Activity:
Down to the last line, write out the entries below exactly and omit all pictures.

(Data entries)
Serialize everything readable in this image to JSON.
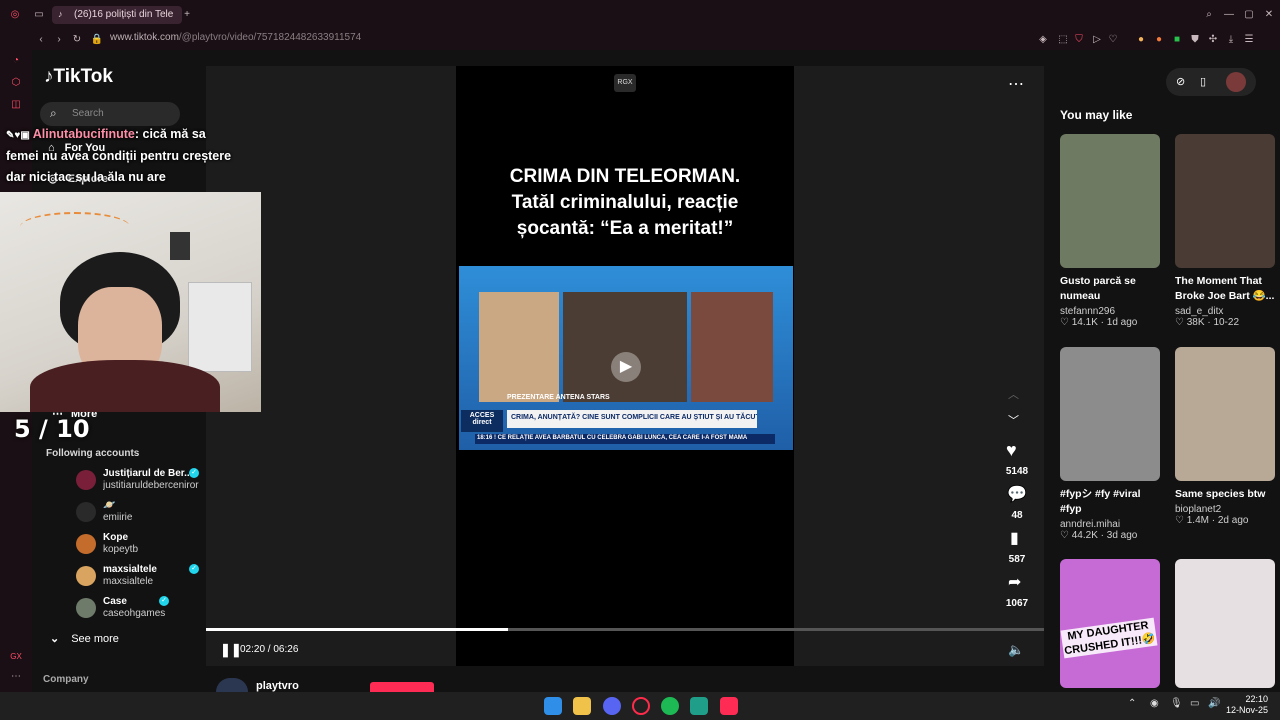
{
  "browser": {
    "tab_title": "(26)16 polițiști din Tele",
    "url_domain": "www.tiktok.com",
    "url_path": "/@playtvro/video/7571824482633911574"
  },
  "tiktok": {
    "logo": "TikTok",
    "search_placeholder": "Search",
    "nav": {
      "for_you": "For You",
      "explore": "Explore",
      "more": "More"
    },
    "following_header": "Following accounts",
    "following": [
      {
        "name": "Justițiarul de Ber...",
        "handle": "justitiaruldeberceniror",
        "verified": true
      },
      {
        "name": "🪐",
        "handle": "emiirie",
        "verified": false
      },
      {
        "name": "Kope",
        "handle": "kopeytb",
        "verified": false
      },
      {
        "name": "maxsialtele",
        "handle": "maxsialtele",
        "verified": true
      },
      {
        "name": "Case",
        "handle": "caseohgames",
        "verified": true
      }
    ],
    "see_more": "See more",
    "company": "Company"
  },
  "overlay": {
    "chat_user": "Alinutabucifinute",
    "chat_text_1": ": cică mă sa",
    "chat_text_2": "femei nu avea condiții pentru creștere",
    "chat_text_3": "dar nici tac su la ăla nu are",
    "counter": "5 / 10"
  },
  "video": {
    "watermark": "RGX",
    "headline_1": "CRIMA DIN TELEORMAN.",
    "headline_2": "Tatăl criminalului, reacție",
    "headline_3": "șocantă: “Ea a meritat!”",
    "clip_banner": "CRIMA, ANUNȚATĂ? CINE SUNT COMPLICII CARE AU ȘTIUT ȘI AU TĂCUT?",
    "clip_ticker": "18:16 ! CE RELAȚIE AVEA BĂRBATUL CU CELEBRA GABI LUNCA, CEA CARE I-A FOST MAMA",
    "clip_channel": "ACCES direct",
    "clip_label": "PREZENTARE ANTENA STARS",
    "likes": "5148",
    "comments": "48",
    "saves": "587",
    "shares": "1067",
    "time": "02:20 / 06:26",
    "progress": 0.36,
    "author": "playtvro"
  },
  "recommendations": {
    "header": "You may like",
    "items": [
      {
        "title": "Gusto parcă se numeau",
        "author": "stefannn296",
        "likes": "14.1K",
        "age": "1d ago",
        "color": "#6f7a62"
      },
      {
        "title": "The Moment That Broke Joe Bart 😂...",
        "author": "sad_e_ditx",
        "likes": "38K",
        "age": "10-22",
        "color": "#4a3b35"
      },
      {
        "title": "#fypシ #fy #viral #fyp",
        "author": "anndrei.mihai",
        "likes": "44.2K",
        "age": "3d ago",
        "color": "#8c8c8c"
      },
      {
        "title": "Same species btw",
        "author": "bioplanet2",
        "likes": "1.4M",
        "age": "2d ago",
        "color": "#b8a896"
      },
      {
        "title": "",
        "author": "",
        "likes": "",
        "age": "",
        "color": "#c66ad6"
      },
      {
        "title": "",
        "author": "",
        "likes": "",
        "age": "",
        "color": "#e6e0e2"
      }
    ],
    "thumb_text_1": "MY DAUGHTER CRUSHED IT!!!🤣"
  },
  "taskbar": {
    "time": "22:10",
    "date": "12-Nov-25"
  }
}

Output for this task:
Serialize everything readable in this image to JSON.
{
  "browser": {
    "tab_title": "(26)16 polițiști din Tele",
    "url_domain": "www.tiktok.com",
    "url_path": "/@playtvro/video/7571824482633911574"
  },
  "tiktok": {
    "logo": "TikTok",
    "search_placeholder": "Search",
    "nav": {
      "for_you": "For You",
      "explore": "Explore",
      "more": "More"
    },
    "following_header": "Following accounts",
    "following": [
      {
        "name": "Justițiarul de Ber...",
        "handle": "justitiaruldeberceniror",
        "verified": true
      },
      {
        "name": "🪐",
        "handle": "emiirie",
        "verified": false
      },
      {
        "name": "Kope",
        "handle": "kopeytb",
        "verified": false
      },
      {
        "name": "maxsialtele",
        "handle": "maxsialtele",
        "verified": true
      },
      {
        "name": "Case",
        "handle": "caseohgames",
        "verified": true
      }
    ],
    "see_more": "See more",
    "company": "Company"
  },
  "overlay": {
    "chat_user": "Alinutabucifinute",
    "chat_text_1": ": cică mă sa",
    "chat_text_2": "femei nu avea condiții pentru creștere",
    "chat_text_3": "dar nici tac su la ăla nu are",
    "counter": "5 / 10"
  },
  "video": {
    "watermark": "RGX",
    "headline_1": "CRIMA DIN TELEORMAN.",
    "headline_2": "Tatăl criminalului, reacție",
    "headline_3": "șocantă: “Ea a meritat!”",
    "clip_banner": "CRIMA, ANUNȚATĂ? CINE SUNT COMPLICII CARE AU ȘTIUT ȘI AU TĂCUT?",
    "clip_ticker": "18:16 ! CE RELAȚIE AVEA BĂRBATUL CU CELEBRA GABI LUNCA, CEA CARE I-A FOST MAMA",
    "clip_channel": "ACCES direct",
    "clip_label": "PREZENTARE ANTENA STARS",
    "likes": "5148",
    "comments": "48",
    "saves": "587",
    "shares": "1067",
    "time": "02:20 / 06:26",
    "progress": 0.36,
    "author": "playtvro"
  },
  "recommendations": {
    "header": "You may like",
    "items": [
      {
        "title": "Gusto parcă se numeau",
        "author": "stefannn296",
        "likes": "14.1K",
        "age": "1d ago",
        "color": "#6f7a62"
      },
      {
        "title": "The Moment That Broke Joe Bart 😂...",
        "author": "sad_e_ditx",
        "likes": "38K",
        "age": "10-22",
        "color": "#4a3b35"
      },
      {
        "title": "#fypシ #fy #viral #fyp",
        "author": "anndrei.mihai",
        "likes": "44.2K",
        "age": "3d ago",
        "color": "#8c8c8c"
      },
      {
        "title": "Same species btw",
        "author": "bioplanet2",
        "likes": "1.4M",
        "age": "2d ago",
        "color": "#b8a896"
      },
      {
        "title": "",
        "author": "",
        "likes": "",
        "age": "",
        "color": "#c66ad6"
      },
      {
        "title": "",
        "author": "",
        "likes": "",
        "age": "",
        "color": "#e6e0e2"
      }
    ],
    "thumb_text_1": "MY DAUGHTER CRUSHED IT!!!🤣"
  },
  "taskbar": {
    "time": "22:10",
    "date": "12-Nov-25"
  }
}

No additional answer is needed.